Task objective: Spot each line in the data below containing "módosítása" and copy it.

Start of Dataset content

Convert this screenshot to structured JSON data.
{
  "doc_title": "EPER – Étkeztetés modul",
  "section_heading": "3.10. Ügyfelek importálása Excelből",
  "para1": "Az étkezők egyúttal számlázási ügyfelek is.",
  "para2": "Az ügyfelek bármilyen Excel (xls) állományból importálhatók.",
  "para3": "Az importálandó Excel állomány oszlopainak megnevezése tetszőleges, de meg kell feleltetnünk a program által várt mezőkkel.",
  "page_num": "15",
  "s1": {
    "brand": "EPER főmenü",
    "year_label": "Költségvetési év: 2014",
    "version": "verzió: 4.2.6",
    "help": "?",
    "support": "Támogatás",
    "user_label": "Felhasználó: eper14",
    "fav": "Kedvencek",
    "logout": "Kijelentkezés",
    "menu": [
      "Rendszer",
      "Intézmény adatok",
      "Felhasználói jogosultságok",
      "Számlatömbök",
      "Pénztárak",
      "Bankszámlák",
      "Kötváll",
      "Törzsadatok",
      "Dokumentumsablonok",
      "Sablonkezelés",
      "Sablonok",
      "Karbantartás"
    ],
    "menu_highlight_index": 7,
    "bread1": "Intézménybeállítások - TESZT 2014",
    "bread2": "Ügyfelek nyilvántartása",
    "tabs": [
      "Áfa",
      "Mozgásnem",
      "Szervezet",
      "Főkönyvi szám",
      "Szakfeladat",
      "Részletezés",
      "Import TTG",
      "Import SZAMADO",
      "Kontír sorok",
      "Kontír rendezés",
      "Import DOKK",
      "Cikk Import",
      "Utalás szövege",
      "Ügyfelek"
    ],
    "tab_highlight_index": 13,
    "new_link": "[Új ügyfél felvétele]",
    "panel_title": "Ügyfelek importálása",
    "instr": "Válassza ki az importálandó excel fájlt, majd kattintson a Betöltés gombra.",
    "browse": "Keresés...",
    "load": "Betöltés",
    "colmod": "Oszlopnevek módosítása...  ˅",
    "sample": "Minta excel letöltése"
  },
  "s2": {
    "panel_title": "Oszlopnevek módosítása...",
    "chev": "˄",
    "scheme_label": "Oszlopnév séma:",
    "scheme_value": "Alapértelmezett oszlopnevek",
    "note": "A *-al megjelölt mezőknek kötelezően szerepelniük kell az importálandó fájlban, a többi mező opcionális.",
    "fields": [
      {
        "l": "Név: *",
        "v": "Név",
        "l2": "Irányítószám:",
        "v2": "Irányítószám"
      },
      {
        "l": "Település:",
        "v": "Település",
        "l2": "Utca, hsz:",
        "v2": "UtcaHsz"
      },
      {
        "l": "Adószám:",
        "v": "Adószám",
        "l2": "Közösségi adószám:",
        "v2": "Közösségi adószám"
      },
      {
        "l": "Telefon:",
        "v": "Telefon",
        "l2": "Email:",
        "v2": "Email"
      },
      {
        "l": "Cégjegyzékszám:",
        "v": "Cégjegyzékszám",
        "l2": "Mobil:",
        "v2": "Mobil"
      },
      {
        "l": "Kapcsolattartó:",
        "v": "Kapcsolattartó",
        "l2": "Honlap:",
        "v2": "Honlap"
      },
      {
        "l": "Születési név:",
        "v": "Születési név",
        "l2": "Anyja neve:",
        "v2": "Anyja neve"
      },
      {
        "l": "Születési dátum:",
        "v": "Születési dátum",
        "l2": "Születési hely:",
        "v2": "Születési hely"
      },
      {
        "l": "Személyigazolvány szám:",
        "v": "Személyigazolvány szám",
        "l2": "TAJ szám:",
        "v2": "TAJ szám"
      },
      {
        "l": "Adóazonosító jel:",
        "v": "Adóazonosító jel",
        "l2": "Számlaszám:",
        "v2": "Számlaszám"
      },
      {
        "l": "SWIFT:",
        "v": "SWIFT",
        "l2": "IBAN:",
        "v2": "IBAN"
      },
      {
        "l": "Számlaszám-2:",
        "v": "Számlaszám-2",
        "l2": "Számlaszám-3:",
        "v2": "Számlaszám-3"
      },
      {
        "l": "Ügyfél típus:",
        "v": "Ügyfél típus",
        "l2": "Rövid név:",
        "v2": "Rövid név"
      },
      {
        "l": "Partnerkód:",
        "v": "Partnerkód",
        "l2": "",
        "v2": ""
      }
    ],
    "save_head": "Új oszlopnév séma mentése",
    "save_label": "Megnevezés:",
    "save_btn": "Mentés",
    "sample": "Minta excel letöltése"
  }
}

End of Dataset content

The completed task:
    "colmod": "Oszlopnevek módosítása...  ˅",
    "panel_title": "Oszlopnevek módosítása...",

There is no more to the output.